To do
Give back all of the data verbatim.

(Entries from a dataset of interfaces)

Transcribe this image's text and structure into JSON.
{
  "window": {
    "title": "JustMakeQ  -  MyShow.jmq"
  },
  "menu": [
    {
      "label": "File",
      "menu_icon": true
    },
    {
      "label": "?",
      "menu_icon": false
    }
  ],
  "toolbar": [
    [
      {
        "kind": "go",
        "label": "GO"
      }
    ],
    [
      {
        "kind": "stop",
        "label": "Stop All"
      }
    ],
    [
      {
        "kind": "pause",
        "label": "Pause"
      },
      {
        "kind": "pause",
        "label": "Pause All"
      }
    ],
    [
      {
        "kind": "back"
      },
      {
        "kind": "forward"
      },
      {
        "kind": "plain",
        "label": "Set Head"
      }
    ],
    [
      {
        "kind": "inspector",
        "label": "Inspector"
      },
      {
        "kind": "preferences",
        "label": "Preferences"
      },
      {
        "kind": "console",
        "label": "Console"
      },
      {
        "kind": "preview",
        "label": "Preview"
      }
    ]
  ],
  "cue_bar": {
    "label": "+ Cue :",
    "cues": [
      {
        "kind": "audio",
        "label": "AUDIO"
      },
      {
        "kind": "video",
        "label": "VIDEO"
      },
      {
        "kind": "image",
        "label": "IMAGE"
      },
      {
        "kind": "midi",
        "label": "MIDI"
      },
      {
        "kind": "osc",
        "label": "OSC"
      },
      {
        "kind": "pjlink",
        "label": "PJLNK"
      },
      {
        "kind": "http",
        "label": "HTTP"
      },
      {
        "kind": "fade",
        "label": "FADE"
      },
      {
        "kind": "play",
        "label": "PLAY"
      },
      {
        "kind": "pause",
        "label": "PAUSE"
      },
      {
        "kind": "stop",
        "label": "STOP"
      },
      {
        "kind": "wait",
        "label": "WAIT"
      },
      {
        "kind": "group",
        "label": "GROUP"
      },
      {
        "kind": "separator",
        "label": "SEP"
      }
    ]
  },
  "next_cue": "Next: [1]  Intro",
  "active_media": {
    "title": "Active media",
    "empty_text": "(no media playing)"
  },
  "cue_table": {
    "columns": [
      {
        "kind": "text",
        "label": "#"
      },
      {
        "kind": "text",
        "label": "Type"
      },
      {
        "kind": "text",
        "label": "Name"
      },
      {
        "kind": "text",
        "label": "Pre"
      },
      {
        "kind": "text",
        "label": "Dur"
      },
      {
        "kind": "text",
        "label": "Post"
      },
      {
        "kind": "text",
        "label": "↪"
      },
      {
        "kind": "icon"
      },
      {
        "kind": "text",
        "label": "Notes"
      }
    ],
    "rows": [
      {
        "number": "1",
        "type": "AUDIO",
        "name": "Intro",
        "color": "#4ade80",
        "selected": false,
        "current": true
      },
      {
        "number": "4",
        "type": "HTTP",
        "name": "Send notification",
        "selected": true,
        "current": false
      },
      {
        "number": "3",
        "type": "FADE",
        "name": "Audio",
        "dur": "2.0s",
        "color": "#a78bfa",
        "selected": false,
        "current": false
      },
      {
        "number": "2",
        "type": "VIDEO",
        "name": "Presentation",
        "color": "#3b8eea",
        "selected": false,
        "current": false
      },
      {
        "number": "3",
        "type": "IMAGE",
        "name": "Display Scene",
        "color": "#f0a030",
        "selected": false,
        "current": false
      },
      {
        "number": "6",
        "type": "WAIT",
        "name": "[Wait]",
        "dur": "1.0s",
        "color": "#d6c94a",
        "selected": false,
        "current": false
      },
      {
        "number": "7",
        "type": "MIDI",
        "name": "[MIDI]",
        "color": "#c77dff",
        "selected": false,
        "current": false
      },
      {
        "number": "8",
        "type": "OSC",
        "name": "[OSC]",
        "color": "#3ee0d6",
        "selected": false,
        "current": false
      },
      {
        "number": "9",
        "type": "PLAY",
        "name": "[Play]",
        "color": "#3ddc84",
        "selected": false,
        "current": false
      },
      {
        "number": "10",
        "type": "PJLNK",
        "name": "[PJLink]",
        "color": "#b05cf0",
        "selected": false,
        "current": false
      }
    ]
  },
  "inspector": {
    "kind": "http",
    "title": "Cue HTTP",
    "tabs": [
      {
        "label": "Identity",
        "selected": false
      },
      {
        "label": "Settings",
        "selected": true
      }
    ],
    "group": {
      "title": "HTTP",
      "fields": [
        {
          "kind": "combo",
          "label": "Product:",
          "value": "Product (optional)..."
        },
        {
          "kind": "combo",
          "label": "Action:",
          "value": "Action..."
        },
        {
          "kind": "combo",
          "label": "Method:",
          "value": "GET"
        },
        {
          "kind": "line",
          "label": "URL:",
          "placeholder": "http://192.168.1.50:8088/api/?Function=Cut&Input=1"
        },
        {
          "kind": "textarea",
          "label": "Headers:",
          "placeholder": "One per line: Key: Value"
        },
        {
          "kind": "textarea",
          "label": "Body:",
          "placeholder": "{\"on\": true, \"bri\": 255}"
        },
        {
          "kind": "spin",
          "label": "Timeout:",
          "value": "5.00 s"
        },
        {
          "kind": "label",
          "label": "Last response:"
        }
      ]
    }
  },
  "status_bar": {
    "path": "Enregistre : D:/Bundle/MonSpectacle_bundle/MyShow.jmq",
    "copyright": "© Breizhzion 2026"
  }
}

Reply to the task
Transcribe this image's text and structure into JSON.
{
  "window": {
    "title": "JustMakeQ  -  MyShow.jmq"
  },
  "menu": [
    {
      "label": "File",
      "menu_icon": true
    },
    {
      "label": "?",
      "menu_icon": false
    }
  ],
  "toolbar": [
    [
      {
        "kind": "go",
        "label": "GO"
      }
    ],
    [
      {
        "kind": "stop",
        "label": "Stop All"
      }
    ],
    [
      {
        "kind": "pause",
        "label": "Pause"
      },
      {
        "kind": "pause",
        "label": "Pause All"
      }
    ],
    [
      {
        "kind": "back"
      },
      {
        "kind": "forward"
      },
      {
        "kind": "plain",
        "label": "Set Head"
      }
    ],
    [
      {
        "kind": "inspector",
        "label": "Inspector"
      },
      {
        "kind": "preferences",
        "label": "Preferences"
      },
      {
        "kind": "console",
        "label": "Console"
      },
      {
        "kind": "preview",
        "label": "Preview"
      }
    ]
  ],
  "cue_bar": {
    "label": "+ Cue :",
    "cues": [
      {
        "kind": "audio",
        "label": "AUDIO"
      },
      {
        "kind": "video",
        "label": "VIDEO"
      },
      {
        "kind": "image",
        "label": "IMAGE"
      },
      {
        "kind": "midi",
        "label": "MIDI"
      },
      {
        "kind": "osc",
        "label": "OSC"
      },
      {
        "kind": "pjlink",
        "label": "PJLNK"
      },
      {
        "kind": "http",
        "label": "HTTP"
      },
      {
        "kind": "fade",
        "label": "FADE"
      },
      {
        "kind": "play",
        "label": "PLAY"
      },
      {
        "kind": "pause",
        "label": "PAUSE"
      },
      {
        "kind": "stop",
        "label": "STOP"
      },
      {
        "kind": "wait",
        "label": "WAIT"
      },
      {
        "kind": "group",
        "label": "GROUP"
      },
      {
        "kind": "separator",
        "label": "SEP"
      }
    ]
  },
  "next_cue": "Next: [1]  Intro",
  "active_media": {
    "title": "Active media",
    "empty_text": "(no media playing)"
  },
  "cue_table": {
    "columns": [
      {
        "kind": "text",
        "label": "#"
      },
      {
        "kind": "text",
        "label": "Type"
      },
      {
        "kind": "text",
        "label": "Name"
      },
      {
        "kind": "text",
        "label": "Pre"
      },
      {
        "kind": "text",
        "label": "Dur"
      },
      {
        "kind": "text",
        "label": "Post"
      },
      {
        "kind": "text",
        "label": "↪"
      },
      {
        "kind": "icon"
      },
      {
        "kind": "text",
        "label": "Notes"
      }
    ],
    "rows": [
      {
        "number": "1",
        "type": "AUDIO",
        "name": "Intro",
        "color": "#4ade80",
        "selected": false,
        "current": true
      },
      {
        "number": "4",
        "type": "HTTP",
        "name": "Send notification",
        "selected": true,
        "current": false
      },
      {
        "number": "3",
        "type": "FADE",
        "name": "Audio",
        "dur": "2.0s",
        "color": "#a78bfa",
        "selected": false,
        "current": false
      },
      {
        "number": "2",
        "type": "VIDEO",
        "name": "Presentation",
        "color": "#3b8eea",
        "selected": false,
        "current": false
      },
      {
        "number": "3",
        "type": "IMAGE",
        "name": "Display Scene",
        "color": "#f0a030",
        "selected": false,
        "current": false
      },
      {
        "number": "6",
        "type": "WAIT",
        "name": "[Wait]",
        "dur": "1.0s",
        "color": "#d6c94a",
        "selected": false,
        "current": false
      },
      {
        "number": "7",
        "type": "MIDI",
        "name": "[MIDI]",
        "color": "#c77dff",
        "selected": false,
        "current": false
      },
      {
        "number": "8",
        "type": "OSC",
        "name": "[OSC]",
        "color": "#3ee0d6",
        "selected": false,
        "current": false
      },
      {
        "number": "9",
        "type": "PLAY",
        "name": "[Play]",
        "color": "#3ddc84",
        "selected": false,
        "current": false
      },
      {
        "number": "10",
        "type": "PJLNK",
        "name": "[PJLink]",
        "color": "#b05cf0",
        "selected": false,
        "current": false
      }
    ]
  },
  "inspector": {
    "kind": "http",
    "title": "Cue HTTP",
    "tabs": [
      {
        "label": "Identity",
        "selected": false
      },
      {
        "label": "Settings",
        "selected": true
      }
    ],
    "group": {
      "title": "HTTP",
      "fields": [
        {
          "kind": "combo",
          "label": "Product:",
          "value": "Product (optional)..."
        },
        {
          "kind": "combo",
          "label": "Action:",
          "value": "Action..."
        },
        {
          "kind": "combo",
          "label": "Method:",
          "value": "GET"
        },
        {
          "kind": "line",
          "label": "URL:",
          "placeholder": "http://192.168.1.50:8088/api/?Function=Cut&Input=1"
        },
        {
          "kind": "textarea",
          "label": "Headers:",
          "placeholder": "One per line: Key: Value"
        },
        {
          "kind": "textarea",
          "label": "Body:",
          "placeholder": "{\"on\": true, \"bri\": 255}"
        },
        {
          "kind": "spin",
          "label": "Timeout:",
          "value": "5.00 s"
        },
        {
          "kind": "label",
          "label": "Last response:"
        }
      ]
    }
  },
  "status_bar": {
    "path": "Enregistre : D:/Bundle/MonSpectacle_bundle/MyShow.jmq",
    "copyright": "© Breizhzion 2026"
  }
}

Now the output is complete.